[What is being asked]:
Show, from the records below, all lines that contain the word "Page".

[Given data]:
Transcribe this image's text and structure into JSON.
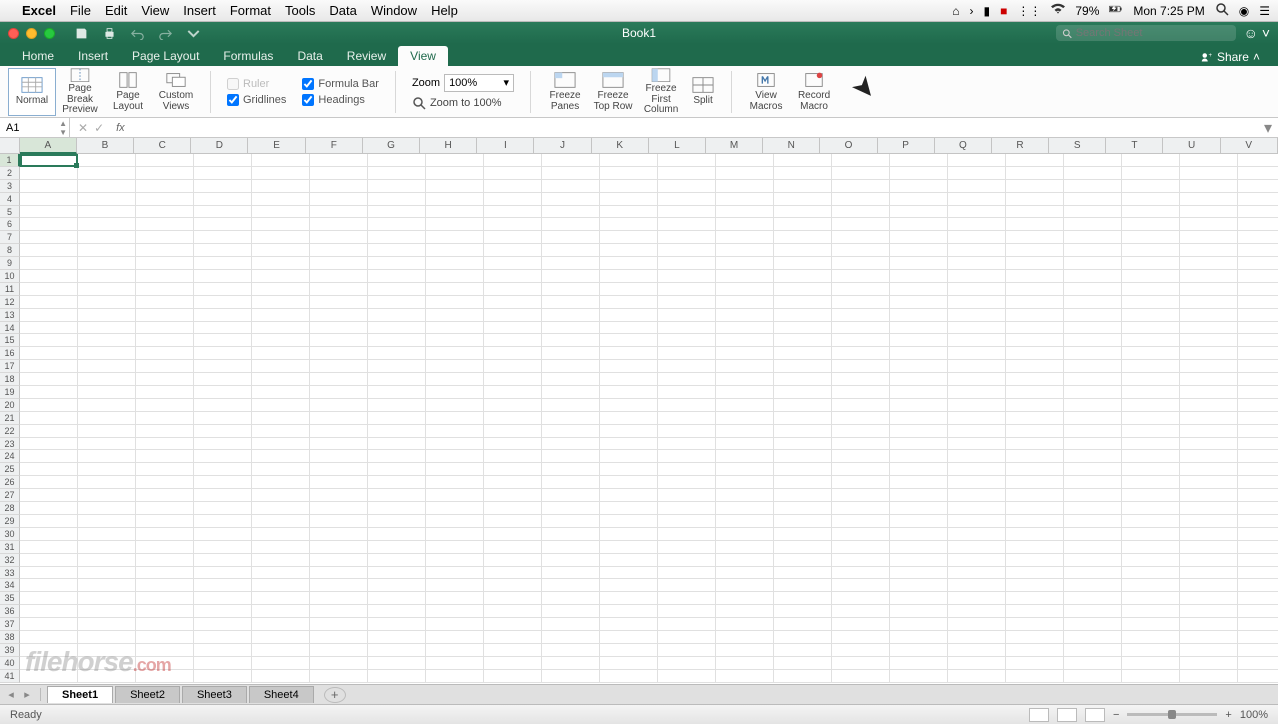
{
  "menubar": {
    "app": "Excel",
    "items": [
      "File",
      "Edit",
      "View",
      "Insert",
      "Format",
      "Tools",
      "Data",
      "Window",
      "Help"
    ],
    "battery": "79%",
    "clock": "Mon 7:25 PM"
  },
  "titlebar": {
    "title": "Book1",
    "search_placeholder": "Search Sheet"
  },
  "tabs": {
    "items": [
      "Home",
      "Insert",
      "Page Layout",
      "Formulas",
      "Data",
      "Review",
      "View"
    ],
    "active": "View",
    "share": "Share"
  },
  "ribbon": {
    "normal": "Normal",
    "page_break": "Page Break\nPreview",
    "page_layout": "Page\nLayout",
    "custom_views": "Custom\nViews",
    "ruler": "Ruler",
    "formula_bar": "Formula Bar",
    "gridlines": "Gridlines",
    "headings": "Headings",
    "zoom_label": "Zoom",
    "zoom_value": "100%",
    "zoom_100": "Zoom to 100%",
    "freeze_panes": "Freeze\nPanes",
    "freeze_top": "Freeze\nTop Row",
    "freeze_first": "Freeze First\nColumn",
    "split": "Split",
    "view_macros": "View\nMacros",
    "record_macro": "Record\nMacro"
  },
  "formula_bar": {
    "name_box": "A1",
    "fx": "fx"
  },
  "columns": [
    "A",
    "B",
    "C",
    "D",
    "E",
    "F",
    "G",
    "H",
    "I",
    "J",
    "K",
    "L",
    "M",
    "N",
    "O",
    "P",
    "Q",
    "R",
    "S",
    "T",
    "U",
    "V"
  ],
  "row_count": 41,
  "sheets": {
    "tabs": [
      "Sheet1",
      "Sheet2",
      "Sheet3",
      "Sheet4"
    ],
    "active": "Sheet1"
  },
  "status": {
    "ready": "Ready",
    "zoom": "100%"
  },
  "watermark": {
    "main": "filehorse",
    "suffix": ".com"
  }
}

[Reply]:
      "Page Layout",
    "page_break": "Page Break\nPreview",
    "page_layout": "Page\nLayout",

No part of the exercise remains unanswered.